Exercise: Below are some entries. Copy each line in them that holds "icon".

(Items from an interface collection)
■ ■ ■ ■
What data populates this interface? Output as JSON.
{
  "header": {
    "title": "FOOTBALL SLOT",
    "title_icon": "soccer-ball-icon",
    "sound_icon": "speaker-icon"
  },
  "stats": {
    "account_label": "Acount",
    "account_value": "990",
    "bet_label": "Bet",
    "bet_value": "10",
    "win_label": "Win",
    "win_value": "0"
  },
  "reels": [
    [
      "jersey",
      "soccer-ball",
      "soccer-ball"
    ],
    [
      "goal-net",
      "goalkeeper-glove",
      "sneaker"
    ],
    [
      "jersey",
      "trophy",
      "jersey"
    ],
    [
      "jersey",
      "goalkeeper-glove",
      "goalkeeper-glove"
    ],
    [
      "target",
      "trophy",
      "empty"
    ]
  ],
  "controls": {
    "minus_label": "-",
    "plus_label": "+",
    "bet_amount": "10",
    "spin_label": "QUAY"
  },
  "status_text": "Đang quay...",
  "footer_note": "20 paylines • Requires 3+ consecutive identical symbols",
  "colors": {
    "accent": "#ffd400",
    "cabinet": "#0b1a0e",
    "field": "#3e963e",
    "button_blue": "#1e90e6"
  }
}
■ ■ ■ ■
Result of the exercise:
    "title_icon": "soccer-ball-icon",
    "sound_icon": "speaker-icon"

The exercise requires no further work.